Paul La Farge at The Believer:
To read Baker is to be infected by the desire to put every experience, however small, into words that describe it precisely. Having read a short stack of his novels by way of preparation for this review, I found myself considering pieces of refuse on the street with ferocious care. Grocery receipt, I thought, looking at a white scrap on the sidewalk, small purchase. Small store, too: you can tell from the purple ink. Big supermarkets use black ink nowadays. And so on, to the point where I had to turn off the tiny Nicholson Baker in my head, repeatedly, lest my attention be utterly absorbed by the world around me, leaving me paralyzed in the middle of a crosswalk.
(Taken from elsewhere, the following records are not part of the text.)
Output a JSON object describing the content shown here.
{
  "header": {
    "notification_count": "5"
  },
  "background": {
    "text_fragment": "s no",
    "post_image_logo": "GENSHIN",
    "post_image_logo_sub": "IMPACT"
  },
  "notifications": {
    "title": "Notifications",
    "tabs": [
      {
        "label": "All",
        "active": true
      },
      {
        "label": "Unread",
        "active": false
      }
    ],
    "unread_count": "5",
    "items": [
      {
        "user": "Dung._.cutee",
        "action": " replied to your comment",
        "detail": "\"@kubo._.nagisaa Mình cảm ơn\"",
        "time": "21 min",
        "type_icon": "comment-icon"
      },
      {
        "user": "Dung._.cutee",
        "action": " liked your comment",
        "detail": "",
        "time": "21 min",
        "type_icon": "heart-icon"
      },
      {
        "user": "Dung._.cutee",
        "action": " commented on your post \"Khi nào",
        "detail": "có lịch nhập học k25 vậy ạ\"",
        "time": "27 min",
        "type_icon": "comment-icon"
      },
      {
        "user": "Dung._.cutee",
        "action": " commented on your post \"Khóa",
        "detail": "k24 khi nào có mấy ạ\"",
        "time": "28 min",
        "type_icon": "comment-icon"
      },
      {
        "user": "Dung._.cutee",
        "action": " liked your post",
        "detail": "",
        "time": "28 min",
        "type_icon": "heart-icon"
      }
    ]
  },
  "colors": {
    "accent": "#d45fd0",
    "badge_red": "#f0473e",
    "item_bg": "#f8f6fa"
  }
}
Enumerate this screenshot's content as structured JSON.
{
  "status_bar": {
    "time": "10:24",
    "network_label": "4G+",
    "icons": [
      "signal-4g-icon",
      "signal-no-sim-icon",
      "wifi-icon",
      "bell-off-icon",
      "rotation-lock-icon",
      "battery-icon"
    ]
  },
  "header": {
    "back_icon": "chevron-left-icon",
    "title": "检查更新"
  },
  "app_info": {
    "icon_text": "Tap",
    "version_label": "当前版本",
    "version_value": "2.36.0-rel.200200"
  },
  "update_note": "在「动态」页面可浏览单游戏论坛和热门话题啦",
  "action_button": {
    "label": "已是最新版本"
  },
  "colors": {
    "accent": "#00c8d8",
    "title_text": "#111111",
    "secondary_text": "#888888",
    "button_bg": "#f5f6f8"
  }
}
That’s one thing you can say about Baker: More than almost anyone writing today, he makes you look.